__What the exercise asks__.
Go through the listing that follows and report the number of lines with the string "JSON" in them, nothing more.

__Data records__.

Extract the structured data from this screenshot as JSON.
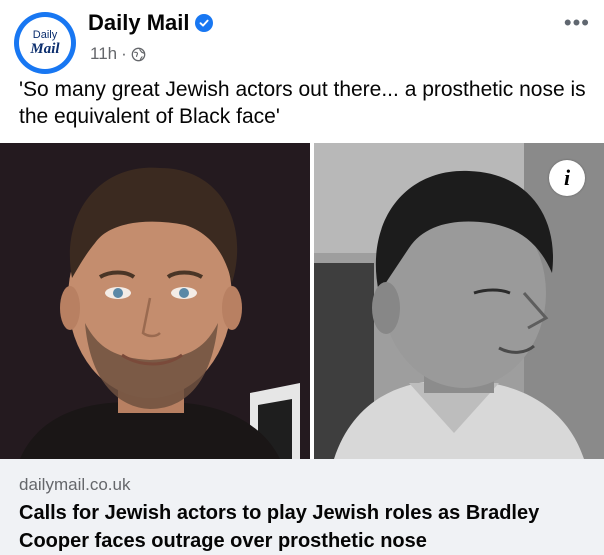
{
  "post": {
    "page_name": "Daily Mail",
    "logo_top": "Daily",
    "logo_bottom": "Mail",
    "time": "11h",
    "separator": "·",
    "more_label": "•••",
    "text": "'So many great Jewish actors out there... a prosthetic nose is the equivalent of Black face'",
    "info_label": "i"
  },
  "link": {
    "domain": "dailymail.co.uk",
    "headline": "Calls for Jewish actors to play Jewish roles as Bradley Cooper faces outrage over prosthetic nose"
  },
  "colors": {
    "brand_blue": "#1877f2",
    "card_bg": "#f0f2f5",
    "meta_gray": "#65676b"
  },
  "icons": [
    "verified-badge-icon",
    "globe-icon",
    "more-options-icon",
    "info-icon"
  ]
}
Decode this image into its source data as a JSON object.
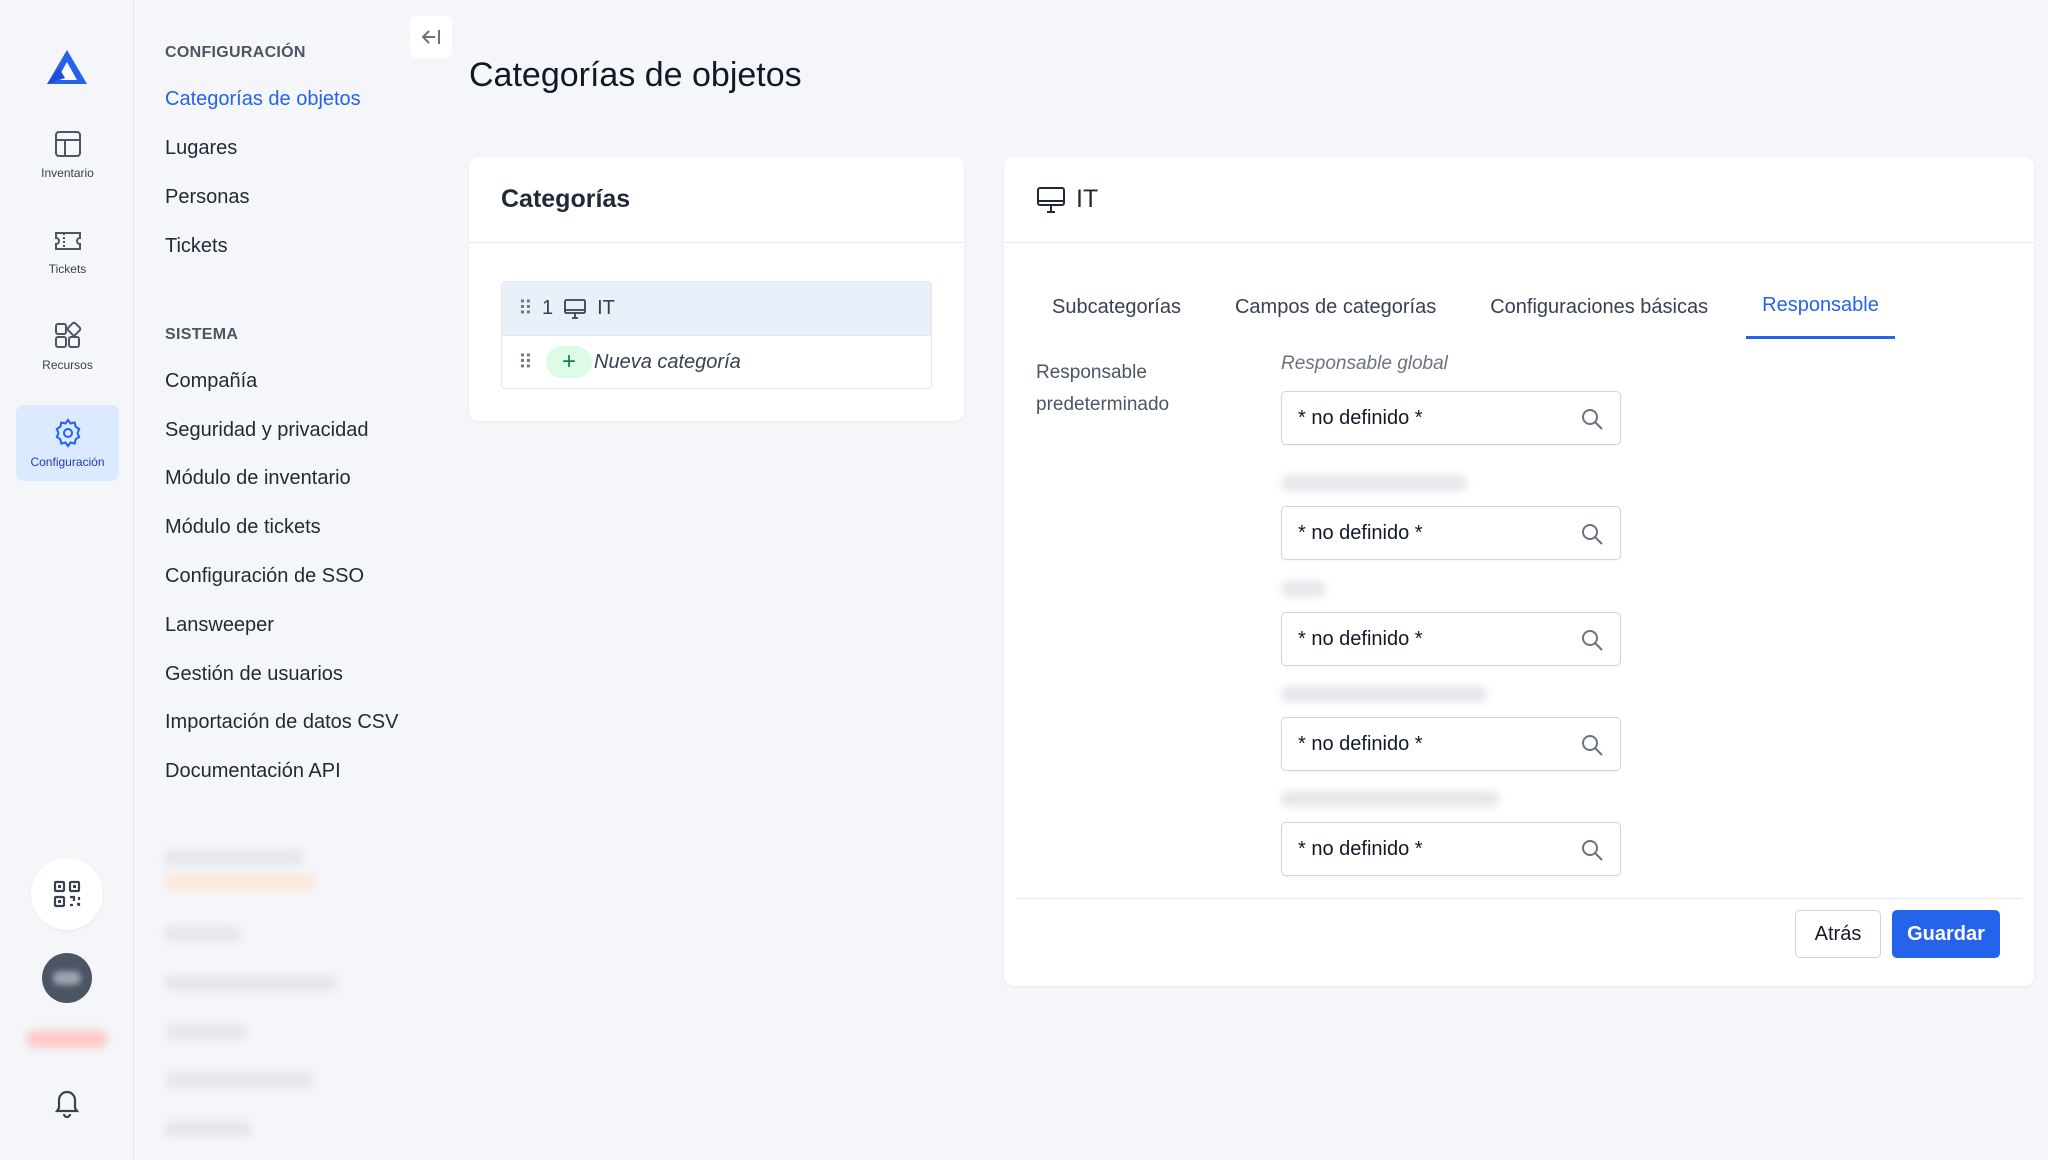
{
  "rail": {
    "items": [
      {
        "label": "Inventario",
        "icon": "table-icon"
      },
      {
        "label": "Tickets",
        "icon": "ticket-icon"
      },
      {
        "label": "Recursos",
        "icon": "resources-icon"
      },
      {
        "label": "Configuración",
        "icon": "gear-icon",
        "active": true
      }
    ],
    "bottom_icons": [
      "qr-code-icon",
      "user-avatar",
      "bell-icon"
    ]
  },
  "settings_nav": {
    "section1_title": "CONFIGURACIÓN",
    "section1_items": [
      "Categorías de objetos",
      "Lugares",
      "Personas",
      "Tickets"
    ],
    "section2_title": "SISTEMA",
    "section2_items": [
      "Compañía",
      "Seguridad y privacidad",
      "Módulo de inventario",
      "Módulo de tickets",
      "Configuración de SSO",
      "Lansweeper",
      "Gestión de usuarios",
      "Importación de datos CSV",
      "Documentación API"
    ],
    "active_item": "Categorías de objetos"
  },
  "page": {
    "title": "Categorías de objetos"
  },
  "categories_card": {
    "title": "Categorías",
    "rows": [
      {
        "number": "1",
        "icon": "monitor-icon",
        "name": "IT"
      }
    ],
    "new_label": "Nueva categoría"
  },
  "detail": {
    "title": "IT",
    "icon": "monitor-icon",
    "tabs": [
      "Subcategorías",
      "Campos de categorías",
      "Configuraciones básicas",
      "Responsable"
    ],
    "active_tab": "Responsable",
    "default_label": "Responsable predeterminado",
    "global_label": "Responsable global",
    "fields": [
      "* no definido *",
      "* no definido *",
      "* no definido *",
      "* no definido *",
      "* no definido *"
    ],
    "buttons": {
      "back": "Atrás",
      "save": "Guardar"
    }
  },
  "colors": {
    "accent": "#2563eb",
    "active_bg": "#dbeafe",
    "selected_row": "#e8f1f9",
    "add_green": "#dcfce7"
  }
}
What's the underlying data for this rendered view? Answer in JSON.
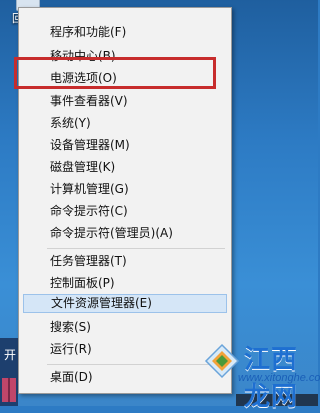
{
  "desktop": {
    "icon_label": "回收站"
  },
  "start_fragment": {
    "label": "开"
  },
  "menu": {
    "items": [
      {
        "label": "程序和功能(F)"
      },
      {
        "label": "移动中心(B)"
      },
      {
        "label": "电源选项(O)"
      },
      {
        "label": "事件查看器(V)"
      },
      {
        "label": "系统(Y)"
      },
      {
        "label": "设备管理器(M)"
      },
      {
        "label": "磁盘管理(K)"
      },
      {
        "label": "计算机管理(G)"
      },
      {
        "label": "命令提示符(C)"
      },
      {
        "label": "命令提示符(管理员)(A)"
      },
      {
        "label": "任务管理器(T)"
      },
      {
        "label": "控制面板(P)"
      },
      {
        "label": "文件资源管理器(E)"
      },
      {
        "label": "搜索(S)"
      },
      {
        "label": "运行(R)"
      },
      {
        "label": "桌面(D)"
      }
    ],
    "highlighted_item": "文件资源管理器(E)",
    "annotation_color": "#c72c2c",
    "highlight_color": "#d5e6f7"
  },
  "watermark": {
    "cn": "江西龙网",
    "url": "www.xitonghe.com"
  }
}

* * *

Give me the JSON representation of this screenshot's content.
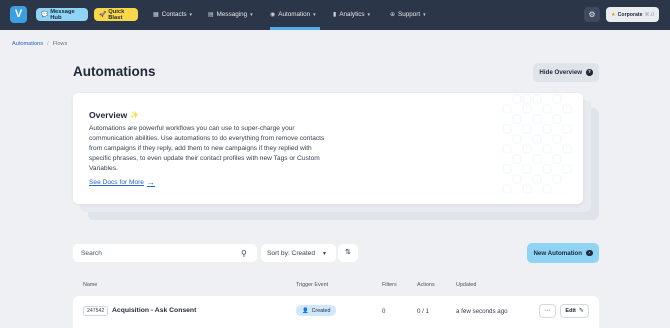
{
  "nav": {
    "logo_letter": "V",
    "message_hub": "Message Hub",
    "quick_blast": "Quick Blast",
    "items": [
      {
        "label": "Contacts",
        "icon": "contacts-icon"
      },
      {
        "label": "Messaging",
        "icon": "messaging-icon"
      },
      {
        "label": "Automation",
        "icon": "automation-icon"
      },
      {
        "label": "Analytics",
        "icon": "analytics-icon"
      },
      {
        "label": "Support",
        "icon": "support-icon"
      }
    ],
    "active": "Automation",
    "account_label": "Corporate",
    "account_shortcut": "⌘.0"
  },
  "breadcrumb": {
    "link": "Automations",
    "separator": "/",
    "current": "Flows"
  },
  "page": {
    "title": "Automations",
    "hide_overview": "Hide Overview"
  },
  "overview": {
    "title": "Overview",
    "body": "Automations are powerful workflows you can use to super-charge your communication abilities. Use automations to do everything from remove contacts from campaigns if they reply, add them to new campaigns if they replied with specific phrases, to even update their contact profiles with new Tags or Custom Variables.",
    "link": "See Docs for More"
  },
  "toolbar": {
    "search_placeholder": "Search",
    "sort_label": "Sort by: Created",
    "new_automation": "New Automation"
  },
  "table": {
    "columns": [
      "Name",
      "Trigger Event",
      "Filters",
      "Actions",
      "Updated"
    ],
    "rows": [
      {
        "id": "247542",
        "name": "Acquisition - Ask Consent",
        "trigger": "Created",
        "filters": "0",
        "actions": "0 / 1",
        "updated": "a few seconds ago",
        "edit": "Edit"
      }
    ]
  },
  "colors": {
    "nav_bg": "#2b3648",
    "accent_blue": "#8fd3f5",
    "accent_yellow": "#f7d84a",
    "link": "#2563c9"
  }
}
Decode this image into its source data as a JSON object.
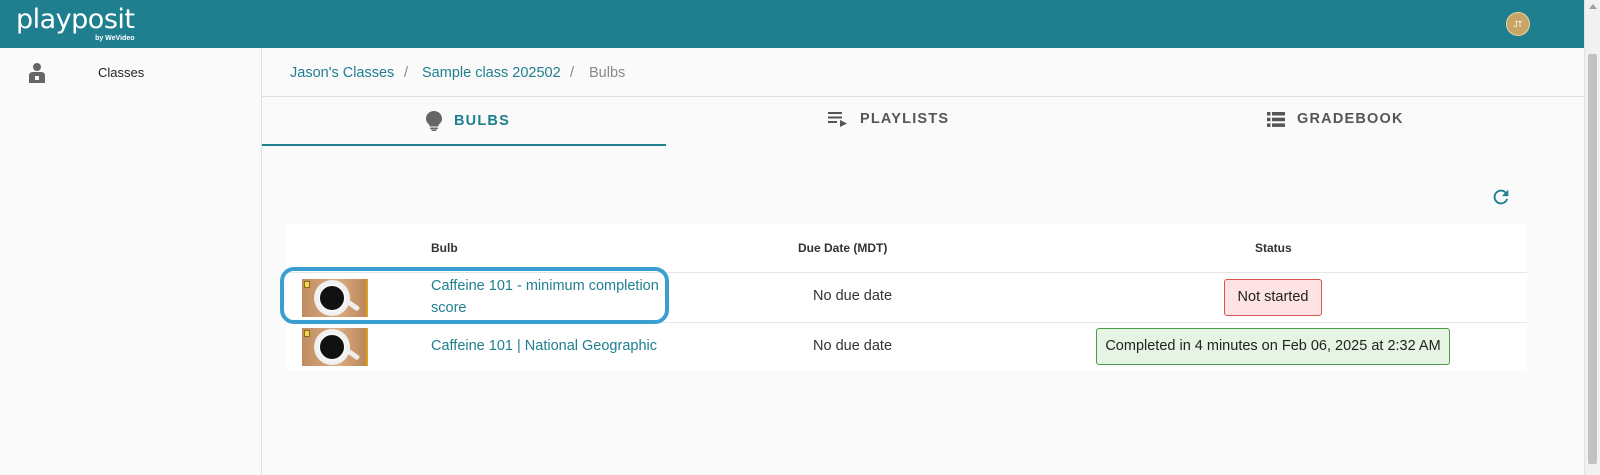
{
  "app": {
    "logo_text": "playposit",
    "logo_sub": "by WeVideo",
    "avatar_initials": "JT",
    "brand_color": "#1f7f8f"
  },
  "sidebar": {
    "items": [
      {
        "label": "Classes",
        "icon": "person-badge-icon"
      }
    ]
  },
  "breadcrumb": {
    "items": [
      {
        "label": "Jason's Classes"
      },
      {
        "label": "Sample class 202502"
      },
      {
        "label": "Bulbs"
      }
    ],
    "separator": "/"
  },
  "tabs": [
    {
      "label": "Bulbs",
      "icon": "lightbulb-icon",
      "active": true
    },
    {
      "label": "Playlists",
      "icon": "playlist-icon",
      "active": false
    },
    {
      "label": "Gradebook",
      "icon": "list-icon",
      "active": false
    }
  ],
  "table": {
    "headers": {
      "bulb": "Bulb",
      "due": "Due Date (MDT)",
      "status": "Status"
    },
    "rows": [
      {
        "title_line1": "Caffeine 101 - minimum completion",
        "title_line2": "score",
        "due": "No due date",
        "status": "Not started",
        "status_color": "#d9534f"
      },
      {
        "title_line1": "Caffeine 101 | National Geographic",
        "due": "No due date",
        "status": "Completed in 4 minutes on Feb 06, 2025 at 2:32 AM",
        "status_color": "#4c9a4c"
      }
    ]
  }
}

__Written solution__.
5